(Exercise instructions)
Each line of the records below that holds "legend" should be returned.

Entries from a dataset of interfaces:
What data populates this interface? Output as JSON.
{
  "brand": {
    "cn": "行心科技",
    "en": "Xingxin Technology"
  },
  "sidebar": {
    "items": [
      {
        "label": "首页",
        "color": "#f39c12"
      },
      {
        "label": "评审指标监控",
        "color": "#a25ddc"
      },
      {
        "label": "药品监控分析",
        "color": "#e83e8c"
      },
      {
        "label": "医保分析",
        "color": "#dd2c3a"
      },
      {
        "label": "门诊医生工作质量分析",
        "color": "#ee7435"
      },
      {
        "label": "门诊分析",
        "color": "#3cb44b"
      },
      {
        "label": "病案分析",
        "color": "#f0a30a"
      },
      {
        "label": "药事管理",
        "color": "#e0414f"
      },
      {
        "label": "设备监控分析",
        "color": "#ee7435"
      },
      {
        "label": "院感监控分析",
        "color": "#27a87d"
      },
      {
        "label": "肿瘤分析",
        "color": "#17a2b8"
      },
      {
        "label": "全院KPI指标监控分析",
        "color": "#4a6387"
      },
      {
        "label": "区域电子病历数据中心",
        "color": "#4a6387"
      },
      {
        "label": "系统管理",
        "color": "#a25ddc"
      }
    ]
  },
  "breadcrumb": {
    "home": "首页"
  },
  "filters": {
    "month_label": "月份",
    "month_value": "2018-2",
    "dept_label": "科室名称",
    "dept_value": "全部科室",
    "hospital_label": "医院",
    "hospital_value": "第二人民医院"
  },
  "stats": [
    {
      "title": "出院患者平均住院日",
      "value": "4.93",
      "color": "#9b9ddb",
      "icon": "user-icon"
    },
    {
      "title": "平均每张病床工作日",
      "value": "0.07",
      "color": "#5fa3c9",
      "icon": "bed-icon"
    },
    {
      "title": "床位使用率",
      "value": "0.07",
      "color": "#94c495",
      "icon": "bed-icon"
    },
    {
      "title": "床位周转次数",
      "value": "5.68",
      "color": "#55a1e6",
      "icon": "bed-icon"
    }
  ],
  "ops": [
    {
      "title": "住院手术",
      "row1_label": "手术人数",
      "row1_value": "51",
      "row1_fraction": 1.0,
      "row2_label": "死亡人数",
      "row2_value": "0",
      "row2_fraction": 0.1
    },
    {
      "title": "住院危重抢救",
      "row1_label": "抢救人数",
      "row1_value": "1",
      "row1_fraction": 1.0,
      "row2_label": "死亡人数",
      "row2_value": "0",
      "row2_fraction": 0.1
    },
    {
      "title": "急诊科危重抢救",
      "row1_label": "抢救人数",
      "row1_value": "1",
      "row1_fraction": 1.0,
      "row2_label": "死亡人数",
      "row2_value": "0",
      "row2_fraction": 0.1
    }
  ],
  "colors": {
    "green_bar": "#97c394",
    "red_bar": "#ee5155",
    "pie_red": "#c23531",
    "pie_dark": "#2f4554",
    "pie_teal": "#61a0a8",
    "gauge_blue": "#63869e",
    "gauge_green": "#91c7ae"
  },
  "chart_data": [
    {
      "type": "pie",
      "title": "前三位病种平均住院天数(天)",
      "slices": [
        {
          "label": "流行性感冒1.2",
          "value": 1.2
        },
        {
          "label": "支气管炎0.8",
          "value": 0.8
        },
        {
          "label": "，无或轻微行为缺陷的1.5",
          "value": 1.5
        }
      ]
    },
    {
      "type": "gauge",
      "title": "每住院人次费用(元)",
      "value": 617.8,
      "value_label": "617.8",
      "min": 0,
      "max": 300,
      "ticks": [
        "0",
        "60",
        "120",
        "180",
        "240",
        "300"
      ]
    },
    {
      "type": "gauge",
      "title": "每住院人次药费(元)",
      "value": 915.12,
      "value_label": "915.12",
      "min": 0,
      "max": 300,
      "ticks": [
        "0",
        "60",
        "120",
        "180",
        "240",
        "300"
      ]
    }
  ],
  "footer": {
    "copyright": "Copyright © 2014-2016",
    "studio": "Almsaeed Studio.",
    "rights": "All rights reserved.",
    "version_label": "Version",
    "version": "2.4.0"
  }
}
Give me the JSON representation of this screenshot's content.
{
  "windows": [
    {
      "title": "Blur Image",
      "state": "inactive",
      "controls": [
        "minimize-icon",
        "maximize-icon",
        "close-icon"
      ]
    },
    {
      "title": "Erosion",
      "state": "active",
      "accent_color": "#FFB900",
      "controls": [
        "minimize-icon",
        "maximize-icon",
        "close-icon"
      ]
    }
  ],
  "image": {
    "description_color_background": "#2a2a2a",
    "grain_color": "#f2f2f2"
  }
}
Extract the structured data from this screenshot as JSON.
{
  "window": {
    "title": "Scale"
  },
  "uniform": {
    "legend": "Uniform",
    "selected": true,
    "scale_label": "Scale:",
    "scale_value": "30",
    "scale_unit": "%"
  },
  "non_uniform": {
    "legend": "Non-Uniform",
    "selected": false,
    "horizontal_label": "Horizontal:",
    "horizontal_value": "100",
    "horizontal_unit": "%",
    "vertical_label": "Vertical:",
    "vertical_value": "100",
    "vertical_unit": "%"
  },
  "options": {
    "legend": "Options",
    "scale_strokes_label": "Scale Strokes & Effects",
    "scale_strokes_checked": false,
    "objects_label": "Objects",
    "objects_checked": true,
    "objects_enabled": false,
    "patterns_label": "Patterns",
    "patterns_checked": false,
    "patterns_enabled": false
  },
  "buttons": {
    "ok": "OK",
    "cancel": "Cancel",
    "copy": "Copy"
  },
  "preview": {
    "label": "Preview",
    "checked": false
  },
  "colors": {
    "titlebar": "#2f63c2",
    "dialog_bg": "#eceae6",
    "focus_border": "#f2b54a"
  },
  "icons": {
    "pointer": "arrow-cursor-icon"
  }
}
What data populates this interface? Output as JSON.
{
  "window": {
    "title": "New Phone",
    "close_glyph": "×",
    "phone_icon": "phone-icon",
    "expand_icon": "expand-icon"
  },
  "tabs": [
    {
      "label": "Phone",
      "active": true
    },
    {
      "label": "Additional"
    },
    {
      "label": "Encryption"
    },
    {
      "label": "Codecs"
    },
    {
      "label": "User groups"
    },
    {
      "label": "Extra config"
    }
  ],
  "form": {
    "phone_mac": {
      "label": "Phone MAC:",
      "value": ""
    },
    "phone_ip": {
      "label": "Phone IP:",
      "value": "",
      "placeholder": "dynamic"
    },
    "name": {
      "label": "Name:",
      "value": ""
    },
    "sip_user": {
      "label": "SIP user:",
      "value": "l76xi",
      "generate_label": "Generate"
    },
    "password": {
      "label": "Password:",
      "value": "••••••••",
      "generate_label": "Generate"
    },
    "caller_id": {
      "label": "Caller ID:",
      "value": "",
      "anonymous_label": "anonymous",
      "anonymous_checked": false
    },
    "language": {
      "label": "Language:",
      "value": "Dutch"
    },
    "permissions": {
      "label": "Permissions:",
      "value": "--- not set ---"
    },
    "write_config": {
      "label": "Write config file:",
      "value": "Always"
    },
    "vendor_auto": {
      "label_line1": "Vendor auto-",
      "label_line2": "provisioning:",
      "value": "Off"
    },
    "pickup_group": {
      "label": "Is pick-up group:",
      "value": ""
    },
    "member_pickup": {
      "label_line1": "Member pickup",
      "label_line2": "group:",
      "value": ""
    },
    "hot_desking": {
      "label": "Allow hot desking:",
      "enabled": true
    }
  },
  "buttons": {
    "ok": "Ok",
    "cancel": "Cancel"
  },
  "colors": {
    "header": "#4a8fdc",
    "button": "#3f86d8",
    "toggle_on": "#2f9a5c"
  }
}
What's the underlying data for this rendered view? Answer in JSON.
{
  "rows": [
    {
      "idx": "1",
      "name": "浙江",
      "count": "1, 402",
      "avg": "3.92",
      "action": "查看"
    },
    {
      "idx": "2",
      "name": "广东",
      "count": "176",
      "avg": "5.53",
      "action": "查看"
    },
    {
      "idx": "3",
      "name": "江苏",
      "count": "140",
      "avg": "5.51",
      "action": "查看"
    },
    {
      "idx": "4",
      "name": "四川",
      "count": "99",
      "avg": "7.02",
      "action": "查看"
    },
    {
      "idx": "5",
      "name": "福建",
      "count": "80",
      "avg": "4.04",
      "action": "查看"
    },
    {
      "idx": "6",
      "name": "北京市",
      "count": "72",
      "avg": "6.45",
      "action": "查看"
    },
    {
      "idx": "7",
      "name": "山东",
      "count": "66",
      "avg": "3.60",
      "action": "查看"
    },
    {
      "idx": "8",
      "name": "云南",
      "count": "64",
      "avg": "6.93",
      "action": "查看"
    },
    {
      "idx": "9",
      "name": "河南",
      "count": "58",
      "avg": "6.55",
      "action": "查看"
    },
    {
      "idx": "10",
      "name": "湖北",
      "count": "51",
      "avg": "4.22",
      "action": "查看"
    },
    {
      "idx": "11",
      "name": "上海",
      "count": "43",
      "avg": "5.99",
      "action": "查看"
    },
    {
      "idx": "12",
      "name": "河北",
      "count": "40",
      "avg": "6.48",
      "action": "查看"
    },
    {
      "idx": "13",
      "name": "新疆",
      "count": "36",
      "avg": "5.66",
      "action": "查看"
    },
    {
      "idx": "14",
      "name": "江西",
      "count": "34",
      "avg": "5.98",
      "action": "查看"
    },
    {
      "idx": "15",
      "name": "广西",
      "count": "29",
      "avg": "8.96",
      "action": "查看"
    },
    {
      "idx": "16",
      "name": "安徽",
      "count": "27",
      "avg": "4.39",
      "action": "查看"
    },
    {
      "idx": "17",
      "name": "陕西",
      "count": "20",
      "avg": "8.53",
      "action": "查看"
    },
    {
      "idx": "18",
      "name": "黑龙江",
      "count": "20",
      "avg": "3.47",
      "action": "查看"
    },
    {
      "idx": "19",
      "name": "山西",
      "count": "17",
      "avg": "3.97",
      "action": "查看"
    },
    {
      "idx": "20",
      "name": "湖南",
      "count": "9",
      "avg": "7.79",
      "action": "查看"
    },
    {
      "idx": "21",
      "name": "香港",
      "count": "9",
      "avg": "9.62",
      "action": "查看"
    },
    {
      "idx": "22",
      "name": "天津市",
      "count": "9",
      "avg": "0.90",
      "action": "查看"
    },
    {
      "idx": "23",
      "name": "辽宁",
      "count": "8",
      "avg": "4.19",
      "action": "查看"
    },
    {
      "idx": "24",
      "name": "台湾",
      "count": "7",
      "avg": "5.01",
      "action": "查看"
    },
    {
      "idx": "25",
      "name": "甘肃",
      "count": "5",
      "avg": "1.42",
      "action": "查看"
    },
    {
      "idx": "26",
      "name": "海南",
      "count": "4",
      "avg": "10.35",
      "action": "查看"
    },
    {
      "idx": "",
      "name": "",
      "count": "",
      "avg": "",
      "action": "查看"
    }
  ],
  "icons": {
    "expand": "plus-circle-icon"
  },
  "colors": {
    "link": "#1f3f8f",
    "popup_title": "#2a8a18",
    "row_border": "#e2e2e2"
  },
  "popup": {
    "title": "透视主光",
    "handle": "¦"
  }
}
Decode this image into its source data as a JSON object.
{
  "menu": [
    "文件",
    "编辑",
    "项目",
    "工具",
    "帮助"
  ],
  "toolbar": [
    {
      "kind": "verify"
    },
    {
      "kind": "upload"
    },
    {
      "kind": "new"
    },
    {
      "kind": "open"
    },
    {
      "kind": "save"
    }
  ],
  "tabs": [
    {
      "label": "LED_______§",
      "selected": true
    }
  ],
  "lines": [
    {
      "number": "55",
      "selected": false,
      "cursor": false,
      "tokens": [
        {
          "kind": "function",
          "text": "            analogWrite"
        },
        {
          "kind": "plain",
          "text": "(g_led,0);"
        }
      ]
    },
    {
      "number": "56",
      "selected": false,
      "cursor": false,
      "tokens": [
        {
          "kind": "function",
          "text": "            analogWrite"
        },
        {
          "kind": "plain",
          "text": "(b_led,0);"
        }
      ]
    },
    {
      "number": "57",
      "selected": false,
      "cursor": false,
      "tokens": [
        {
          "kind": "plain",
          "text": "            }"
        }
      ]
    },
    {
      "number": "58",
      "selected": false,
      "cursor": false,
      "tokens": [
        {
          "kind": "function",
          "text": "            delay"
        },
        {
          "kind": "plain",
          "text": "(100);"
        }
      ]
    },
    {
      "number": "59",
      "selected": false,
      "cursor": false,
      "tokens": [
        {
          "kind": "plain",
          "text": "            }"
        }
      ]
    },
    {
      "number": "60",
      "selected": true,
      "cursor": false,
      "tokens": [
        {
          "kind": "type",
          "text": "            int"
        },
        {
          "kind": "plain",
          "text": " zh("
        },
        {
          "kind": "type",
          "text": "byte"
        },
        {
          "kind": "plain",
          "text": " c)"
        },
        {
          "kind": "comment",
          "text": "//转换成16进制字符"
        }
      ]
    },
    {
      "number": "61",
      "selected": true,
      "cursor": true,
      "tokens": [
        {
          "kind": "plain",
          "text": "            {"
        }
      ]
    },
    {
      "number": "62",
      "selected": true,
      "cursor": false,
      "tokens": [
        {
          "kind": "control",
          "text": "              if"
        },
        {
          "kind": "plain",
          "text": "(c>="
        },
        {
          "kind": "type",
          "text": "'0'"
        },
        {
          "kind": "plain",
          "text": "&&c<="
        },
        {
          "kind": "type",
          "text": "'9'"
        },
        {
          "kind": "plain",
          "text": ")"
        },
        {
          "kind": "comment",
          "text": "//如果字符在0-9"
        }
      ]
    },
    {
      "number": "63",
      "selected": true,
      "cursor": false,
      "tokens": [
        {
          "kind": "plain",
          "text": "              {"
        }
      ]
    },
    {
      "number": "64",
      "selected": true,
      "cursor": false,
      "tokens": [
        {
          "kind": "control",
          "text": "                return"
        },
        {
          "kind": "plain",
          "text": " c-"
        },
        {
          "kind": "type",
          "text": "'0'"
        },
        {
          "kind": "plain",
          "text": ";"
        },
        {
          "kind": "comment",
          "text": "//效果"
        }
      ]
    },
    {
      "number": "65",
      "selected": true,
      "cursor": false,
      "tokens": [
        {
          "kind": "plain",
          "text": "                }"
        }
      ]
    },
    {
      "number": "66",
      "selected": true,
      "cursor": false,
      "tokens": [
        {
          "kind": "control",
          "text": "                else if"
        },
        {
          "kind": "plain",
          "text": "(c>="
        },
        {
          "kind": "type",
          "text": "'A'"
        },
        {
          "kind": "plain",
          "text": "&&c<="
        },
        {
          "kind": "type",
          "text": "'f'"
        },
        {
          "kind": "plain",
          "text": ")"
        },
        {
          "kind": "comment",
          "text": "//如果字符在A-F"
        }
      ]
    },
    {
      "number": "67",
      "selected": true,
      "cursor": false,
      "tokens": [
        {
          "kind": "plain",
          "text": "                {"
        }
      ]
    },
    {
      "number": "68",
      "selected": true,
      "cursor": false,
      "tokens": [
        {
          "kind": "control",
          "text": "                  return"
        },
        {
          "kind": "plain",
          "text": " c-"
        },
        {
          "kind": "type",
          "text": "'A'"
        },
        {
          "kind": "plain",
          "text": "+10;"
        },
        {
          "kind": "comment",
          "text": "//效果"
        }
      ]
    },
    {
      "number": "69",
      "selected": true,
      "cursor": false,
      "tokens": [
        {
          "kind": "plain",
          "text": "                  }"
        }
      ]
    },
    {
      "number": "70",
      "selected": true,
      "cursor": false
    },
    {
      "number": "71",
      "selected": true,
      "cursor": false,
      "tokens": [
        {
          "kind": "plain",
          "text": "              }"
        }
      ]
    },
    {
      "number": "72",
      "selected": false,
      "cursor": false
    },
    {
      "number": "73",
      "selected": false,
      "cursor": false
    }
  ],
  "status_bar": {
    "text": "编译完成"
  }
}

(Task solution)
    "legend": "Uniform",
    "legend": "Non-Uniform",
    "legend": "Options",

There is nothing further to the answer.